Apple and Onion Cornbread from A Day in the Life on the Farm
Apple Butter Cheesecake from The Redhead Baker
Apple Chicken Stew from Jolene’s Recipe Journal
Apple Cider Dark & Stormy from The Crumby Kitchen
Apple Mincemeat Pie from Palatable Pastime
Apple Pie Bread from Sew You Think You Can Cook
Apple Pie Pancakes from 4 Sons ‘R’ Us
Apple Praline Bread from Family Around the Table
Apple Stuffing Crusted Pork Chops from Caroline’s Cooking
Battered Chocolate Caramel Apple Slices from The Freshman Cook
Caramel Apple Pull Apart Bread from Hezzi-D’s Books and Cooks
Apple Crack Slaw Eggrolls from Dad What’s 4 Dinner

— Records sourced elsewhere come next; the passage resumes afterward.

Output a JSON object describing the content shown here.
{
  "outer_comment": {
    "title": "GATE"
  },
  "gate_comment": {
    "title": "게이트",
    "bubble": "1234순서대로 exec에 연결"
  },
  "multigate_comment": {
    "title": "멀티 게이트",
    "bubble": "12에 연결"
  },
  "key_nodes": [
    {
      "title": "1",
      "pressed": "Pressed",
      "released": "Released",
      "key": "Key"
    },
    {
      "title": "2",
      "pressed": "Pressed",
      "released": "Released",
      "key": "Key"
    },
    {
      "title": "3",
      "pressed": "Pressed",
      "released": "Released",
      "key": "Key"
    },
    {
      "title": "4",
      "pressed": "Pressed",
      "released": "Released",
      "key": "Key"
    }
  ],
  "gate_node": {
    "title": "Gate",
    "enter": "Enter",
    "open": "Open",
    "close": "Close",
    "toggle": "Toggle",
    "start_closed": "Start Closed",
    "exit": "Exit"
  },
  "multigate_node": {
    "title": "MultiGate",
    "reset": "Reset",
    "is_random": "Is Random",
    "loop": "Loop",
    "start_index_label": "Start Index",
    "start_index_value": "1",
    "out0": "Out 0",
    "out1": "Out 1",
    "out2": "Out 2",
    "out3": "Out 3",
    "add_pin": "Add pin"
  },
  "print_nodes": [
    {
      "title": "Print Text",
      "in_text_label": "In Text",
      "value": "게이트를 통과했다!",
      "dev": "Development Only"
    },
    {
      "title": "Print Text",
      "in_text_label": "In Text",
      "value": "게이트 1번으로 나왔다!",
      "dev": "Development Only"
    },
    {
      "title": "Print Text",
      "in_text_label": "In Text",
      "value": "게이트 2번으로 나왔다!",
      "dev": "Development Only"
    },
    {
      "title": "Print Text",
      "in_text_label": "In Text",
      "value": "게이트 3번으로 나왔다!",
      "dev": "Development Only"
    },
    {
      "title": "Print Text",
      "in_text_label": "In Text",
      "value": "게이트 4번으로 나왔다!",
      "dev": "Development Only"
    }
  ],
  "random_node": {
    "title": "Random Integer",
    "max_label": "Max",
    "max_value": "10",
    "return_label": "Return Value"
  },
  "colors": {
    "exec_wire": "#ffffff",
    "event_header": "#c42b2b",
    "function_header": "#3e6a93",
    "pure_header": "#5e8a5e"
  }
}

Cinnamon Apple Donuts from Daily Dish Recipes
Diminutive Caramel Apples from Culinary Adventures with Camilla
Easy Caramel Apple Butter from Grumpy’s Honeybunch
Fast and Easy Peanut Butter Yogurt Fruit Dip from Cooking With Carlee
Mom’s Apple Cake from Books n’ Cooks
Oatmeal Applesauce Muffins from Amy’s Cooking Adventures
Roasted Butternut Squash and Apples from Simple and Savory
Roasted Sweet Potatoes and Apples from Feeding Big
Savory Apple Turkey Brie Galette from Bear & Bug Eats
Swiss Vegetarian Autumn Lasagna With Apples & Squash from All That’s Jas